Who: George Armstrong Custer
What: United States Army officer
Where: Born New Rumley, Ohio; died Little Bighorn, Montana
Why: His service in the American Civil War overshadowed by his Last Stand at Little Bighorn
When: Born December 5, 1839; died June 25, 1876
“I would be willing, yes glad, to see a battle every day during my life” – George Armstrong Custer

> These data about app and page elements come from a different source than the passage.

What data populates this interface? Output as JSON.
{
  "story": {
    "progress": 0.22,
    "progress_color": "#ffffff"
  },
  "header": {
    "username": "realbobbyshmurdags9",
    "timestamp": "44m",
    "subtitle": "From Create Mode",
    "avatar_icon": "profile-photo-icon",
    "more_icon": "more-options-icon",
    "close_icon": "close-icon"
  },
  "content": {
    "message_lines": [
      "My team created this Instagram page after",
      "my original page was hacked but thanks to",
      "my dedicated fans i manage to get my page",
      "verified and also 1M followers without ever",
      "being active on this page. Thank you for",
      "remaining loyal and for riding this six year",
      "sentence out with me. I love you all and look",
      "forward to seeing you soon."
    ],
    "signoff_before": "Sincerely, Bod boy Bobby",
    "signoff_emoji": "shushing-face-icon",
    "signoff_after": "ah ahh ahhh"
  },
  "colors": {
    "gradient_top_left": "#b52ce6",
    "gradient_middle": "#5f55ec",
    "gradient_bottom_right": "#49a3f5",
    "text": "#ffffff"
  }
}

George Armstrong Custer had a busy life before his premature death at Little Bighorn. After growing up in Michigan and Ohio, he attended West Point, graduating last in his class of 34 a year early due to the outbreak of the Civil War. As a cavalry officer, he fought in the First Battle of Bull Run, the Peninsula Campaign, the Battles of Antietam, Chancellorsville, Gettysburg, the Wilderness, Yellow Tavern, Trevilian Station, the Valley Campaigns of 1864, the Siege of Petersburg and finally, played a crucial role at Appomattox, where he was present when Lee finally surrendered. Throughout the war, Custer excelled, uncharacteristically avoiding injury and becoming a darling of the press due to his exuberance and flamboyance, and his impressive cavalry tactics. He became known for his daring and his bravery. After the war ended, Custer stayed with the US Army to fight in the Indian Wars, fighting the Cheyenne and Lakota as America pushed west. In June 1876, Custer’s luck ran out; leading the 7th Cavalry against Sitting Bull at the Battle of Little Bighorn. Despite being warned by scouts, Custer’s forces were wiped out by between 1,800 and 2,000 braves. He achieved the fame he had always craved – but not as a military hero, but as a reckless, incompetent fool. The debacle became known as Custer’s Last Stand, a far cry from the stellar service he had displayed during the Civil War.